A word-for-word copy of the entries, with the images left out, is what you should write.

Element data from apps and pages
************

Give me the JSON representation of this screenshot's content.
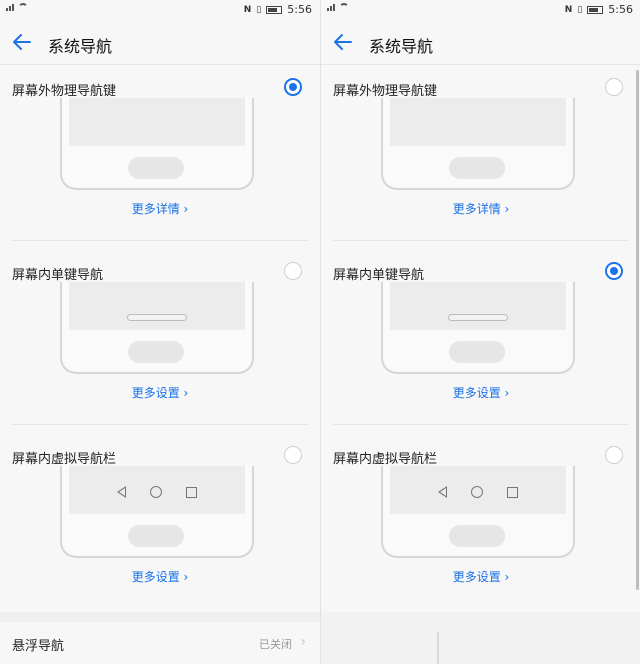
{
  "accent_color": "#1a73e8",
  "left": {
    "status": {
      "time": "5:56",
      "icons": [
        "signal-icon",
        "wifi-icon",
        "nfc-icon",
        "vibrate-icon",
        "battery-icon"
      ]
    },
    "header": {
      "title": "系统导航"
    },
    "options": [
      {
        "label": "屏幕外物理导航键",
        "selected": true,
        "link": "更多详情 ›"
      },
      {
        "label": "屏幕内单键导航",
        "selected": false,
        "link": "更多设置 ›"
      },
      {
        "label": "屏幕内虚拟导航栏",
        "selected": false,
        "link": "更多设置 ›"
      }
    ],
    "floating": {
      "label": "悬浮导航",
      "status": "已关闭",
      "chevron": "›"
    }
  },
  "right": {
    "status": {
      "time": "5:56"
    },
    "header": {
      "title": "系统导航"
    },
    "options": [
      {
        "label": "屏幕外物理导航键",
        "selected": false,
        "link": "更多详情 ›"
      },
      {
        "label": "屏幕内单键导航",
        "selected": true,
        "link": "更多设置 ›"
      },
      {
        "label": "屏幕内虚拟导航栏",
        "selected": false,
        "link": "更多设置 ›"
      }
    ]
  }
}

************

● Answer box
Give me the JSON representation of this screenshot's content.
{
  "accent_color": "#1a73e8",
  "left": {
    "status": {
      "time": "5:56",
      "icons": [
        "signal-icon",
        "wifi-icon",
        "nfc-icon",
        "vibrate-icon",
        "battery-icon"
      ]
    },
    "header": {
      "title": "系统导航"
    },
    "options": [
      {
        "label": "屏幕外物理导航键",
        "selected": true,
        "link": "更多详情 ›"
      },
      {
        "label": "屏幕内单键导航",
        "selected": false,
        "link": "更多设置 ›"
      },
      {
        "label": "屏幕内虚拟导航栏",
        "selected": false,
        "link": "更多设置 ›"
      }
    ],
    "floating": {
      "label": "悬浮导航",
      "status": "已关闭",
      "chevron": "›"
    }
  },
  "right": {
    "status": {
      "time": "5:56"
    },
    "header": {
      "title": "系统导航"
    },
    "options": [
      {
        "label": "屏幕外物理导航键",
        "selected": false,
        "link": "更多详情 ›"
      },
      {
        "label": "屏幕内单键导航",
        "selected": true,
        "link": "更多设置 ›"
      },
      {
        "label": "屏幕内虚拟导航栏",
        "selected": false,
        "link": "更多设置 ›"
      }
    ]
  }
}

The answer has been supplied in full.